Scientists leave this week to try to reach the part of Antarctica uncovered by the world’s biggest iceberg, A-68.
The 5,800 sq km frozen slab broke away from the continent in 2017, exposing ocean floor that had been covered for at least 120,000 years.
A German-led expedition wants to see what’s living in this opened ecosystem.
The researchers will need luck on their side, however. The region they are targeting in the Weddell Sea is notorious for thick sea-ice.
This could prevent their ship, RV Polarstern, from getting anywhere near their desired destination.
But if the team succeeds, it could catalogue a bounty of novel specimens, says Dr Huw Griffiths from the British Antarctic Survey (BAS).
“We’ve been studying Antarctica for a long time now, but even in areas we think we know pretty well – about 10% of what I find at the bottom of the sea is new to science. So, I’m expecting that in an area that no-one’s ever been to before – for that number to be much higher, and for there to be a wider variety of new species,” he told BBC News.
A-68 broke from the Larsen C Ice Shelf – an amalgam of glacier fronts that have flowed off the Antarctic Peninsula and lifted up to form a floating platform.
Species that persist under such shelves must do so in the absence of light. Survival means eating other organisms or scavenging the detritus that happens to drift under the platform on currents.

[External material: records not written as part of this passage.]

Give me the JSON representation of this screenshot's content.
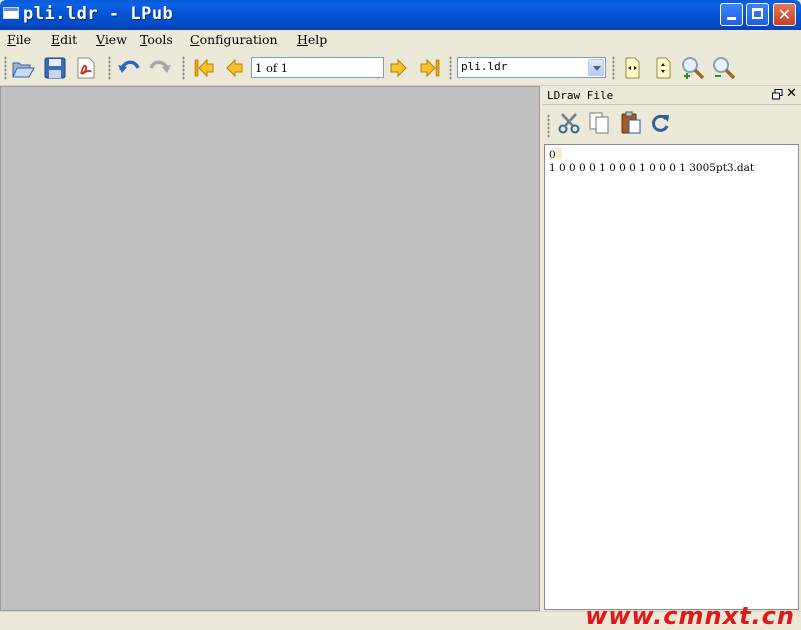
{
  "window": {
    "title": "pli.ldr - LPub",
    "controls": {
      "close_glyph": "✕"
    }
  },
  "menu": [
    "File",
    "Edit",
    "View",
    "Tools",
    "Configuration",
    "Help"
  ],
  "toolbar": {
    "icons": [
      "open-folder-icon",
      "save-disk-icon",
      "pdf-export-icon",
      "undo-icon",
      "redo-icon",
      "first-page-icon",
      "previous-page-icon",
      "next-page-icon",
      "last-page-icon",
      "fit-width-icon",
      "fit-page-icon",
      "zoom-in-icon",
      "zoom-out-icon"
    ],
    "page_field_value": "1 of 1",
    "file_select_value": "pli.ldr"
  },
  "dock": {
    "title": "LDraw File",
    "float_glyph": "🗗",
    "close_glyph": "✕",
    "toolbar_icons": [
      "cut-icon",
      "copy-icon",
      "paste-icon",
      "refresh-icon"
    ],
    "lines": [
      "0",
      "1 0 0 0 0 1 0 0 0 1 0 0 0 1 3005pt3.dat"
    ]
  },
  "watermark": "www.cmnxt.cn",
  "colors": {
    "titlebar": "#0553d0",
    "canvas_bg": "#c0c0c0",
    "window_bg": "#ece9d8",
    "watermark": "#e01818"
  }
}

Polarstern’s biologists are expecting to find new types of worms, sea stars, brittle stars, sea-pigs and other sea cucumbers – the sorts of animals that will sift seafloor muds for a meal. But crustaceans, such as isopods and amphipods, will no doubt have found their niche as well.